Withholding Language: ambiguity and precision in the education of an architect
MetadataShow full item record
In the education of an architect, at certain critical junctures, there is a need to withhold language. While passage to non-linguistic representation is at times vexing, the existence of memories and images delays the inevitable appropriation of architecture by language. Holding language in abeyance is necessary in order to wander openly amidst the labyrinth of architecture. This stance is not an indication of the inferiority of language to architecture but rather a question of finding appropriate limits. This act of withholding allows architecture to stand and withstand in the world. In the space of learning an architect constructs a threshold between ambiguity and precision in silence. The act of constructing a mold to cast a spatial form in plaster, or drawing the lineaments bounding impressions of space, is analogous to making a building. These kinds of actions require precise thinking and making. They carry the weight and burden of the delay of language.

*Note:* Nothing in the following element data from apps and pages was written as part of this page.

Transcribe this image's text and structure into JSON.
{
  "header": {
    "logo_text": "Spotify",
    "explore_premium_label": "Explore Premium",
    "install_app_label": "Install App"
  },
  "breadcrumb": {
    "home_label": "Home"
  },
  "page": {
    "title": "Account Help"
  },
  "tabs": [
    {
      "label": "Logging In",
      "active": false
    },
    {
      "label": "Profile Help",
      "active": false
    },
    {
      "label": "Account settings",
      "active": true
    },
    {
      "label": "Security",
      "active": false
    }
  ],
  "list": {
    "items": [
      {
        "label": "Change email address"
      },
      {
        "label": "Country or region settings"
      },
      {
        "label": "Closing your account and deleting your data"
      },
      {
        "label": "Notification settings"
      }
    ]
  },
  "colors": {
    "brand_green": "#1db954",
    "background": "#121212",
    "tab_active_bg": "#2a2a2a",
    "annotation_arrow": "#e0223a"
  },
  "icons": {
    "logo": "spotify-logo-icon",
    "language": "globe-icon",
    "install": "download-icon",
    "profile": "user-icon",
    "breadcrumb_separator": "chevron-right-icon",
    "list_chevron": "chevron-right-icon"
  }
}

This very delay makes an architect and architecture possible.
- Masters Theses